* [Required work]: Filter the records below and copy every line containing the word "subtitle".

* [Source material]:
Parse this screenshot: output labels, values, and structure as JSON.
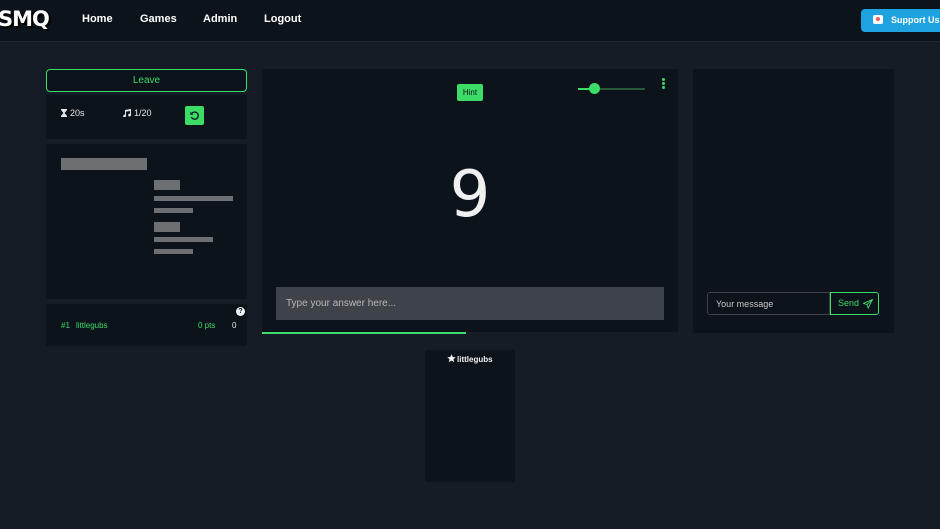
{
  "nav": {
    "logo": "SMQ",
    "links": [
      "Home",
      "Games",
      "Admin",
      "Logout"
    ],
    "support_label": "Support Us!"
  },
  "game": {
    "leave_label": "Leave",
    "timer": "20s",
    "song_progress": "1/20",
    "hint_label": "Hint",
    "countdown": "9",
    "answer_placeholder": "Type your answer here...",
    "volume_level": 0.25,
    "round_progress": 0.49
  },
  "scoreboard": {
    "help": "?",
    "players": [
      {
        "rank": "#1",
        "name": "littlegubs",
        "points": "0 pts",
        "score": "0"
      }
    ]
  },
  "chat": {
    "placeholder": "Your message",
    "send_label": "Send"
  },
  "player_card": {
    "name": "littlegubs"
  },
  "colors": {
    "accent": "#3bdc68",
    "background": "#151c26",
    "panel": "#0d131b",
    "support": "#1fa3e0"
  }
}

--

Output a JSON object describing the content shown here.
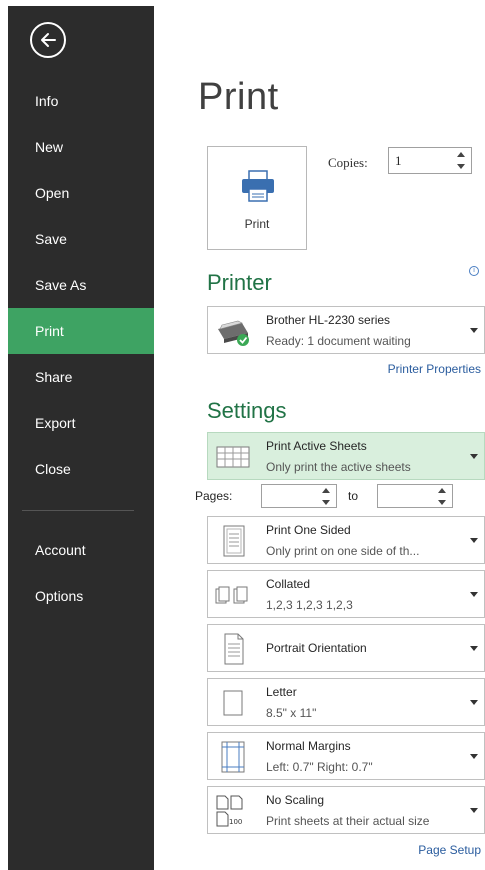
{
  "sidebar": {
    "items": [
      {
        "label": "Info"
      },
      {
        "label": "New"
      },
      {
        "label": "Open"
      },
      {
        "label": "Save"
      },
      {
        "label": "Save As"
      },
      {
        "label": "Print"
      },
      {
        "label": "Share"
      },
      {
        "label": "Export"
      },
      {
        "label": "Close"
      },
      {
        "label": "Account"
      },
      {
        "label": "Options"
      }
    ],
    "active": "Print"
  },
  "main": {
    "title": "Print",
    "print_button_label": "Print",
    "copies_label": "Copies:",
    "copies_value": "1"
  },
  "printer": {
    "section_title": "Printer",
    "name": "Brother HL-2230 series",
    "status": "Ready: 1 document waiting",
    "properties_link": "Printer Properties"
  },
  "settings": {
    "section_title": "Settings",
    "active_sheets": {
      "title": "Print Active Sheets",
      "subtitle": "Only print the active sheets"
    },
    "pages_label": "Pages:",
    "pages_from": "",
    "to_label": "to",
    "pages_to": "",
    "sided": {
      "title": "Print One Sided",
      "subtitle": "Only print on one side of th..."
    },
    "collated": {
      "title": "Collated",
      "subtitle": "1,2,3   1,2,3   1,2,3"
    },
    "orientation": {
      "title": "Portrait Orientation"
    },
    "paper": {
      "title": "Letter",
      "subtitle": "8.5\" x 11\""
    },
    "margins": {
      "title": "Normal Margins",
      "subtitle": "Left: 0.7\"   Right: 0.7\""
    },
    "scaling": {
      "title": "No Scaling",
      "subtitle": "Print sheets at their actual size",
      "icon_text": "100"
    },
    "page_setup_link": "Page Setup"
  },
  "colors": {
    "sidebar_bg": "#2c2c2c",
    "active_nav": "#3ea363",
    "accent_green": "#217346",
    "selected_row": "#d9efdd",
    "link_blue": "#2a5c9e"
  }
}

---

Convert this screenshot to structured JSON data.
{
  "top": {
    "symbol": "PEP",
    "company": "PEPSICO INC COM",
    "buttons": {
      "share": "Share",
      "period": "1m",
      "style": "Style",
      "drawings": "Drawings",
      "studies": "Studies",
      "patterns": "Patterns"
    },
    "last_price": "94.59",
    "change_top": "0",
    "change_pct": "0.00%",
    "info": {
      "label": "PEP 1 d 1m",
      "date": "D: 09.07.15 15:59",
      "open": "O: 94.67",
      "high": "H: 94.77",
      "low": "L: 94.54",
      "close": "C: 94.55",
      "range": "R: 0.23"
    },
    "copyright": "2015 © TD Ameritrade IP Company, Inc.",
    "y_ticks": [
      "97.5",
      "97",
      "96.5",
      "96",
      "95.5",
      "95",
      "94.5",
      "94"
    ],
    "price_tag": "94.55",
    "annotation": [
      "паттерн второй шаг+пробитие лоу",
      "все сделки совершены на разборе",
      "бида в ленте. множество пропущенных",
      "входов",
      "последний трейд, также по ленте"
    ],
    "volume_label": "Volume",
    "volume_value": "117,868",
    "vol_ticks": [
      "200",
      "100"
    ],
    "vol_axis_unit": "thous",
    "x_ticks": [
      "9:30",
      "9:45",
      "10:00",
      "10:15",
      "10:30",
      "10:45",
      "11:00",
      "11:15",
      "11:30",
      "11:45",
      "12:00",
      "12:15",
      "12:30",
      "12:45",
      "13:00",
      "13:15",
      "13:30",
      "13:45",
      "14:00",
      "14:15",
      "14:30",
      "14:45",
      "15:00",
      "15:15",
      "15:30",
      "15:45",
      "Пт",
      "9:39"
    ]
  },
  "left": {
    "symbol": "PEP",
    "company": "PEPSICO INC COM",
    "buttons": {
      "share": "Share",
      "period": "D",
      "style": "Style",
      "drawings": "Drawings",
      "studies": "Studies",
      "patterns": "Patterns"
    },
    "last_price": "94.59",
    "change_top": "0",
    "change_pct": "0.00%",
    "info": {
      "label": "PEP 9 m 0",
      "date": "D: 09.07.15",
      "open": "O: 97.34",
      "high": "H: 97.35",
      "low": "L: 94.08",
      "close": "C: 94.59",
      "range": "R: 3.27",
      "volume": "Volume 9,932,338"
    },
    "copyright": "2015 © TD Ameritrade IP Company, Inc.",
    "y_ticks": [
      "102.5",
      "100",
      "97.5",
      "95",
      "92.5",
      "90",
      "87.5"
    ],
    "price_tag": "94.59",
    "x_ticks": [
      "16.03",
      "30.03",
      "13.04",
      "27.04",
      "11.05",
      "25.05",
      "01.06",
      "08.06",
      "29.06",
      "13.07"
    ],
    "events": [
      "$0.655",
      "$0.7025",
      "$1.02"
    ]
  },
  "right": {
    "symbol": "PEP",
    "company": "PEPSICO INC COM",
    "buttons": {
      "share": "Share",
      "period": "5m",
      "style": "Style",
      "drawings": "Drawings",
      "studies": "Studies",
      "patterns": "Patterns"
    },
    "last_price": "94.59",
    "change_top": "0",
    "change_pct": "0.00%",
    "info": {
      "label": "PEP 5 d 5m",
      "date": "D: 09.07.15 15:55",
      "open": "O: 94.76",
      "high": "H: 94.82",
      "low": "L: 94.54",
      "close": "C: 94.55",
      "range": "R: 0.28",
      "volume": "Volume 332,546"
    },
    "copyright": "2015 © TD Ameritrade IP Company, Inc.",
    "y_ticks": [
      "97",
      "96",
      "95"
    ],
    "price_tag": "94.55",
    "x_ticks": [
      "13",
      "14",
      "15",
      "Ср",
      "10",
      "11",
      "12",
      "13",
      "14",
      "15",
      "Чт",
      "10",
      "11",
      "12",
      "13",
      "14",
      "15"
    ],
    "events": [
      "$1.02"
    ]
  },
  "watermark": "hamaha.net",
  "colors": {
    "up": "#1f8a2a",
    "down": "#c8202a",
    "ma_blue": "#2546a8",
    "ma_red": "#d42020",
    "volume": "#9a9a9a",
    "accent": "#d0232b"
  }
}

* [Exercise solution]:
      "subtitle": "Only print the active sheets"
      "subtitle": "Only print on one side of th..."
      "subtitle": "1,2,3   1,2,3   1,2,3"
      "subtitle": "8.5\" x 11\""
      "subtitle": "Left: 0.7\"   Right: 0.7\""
      "subtitle": "Print sheets at their actual size",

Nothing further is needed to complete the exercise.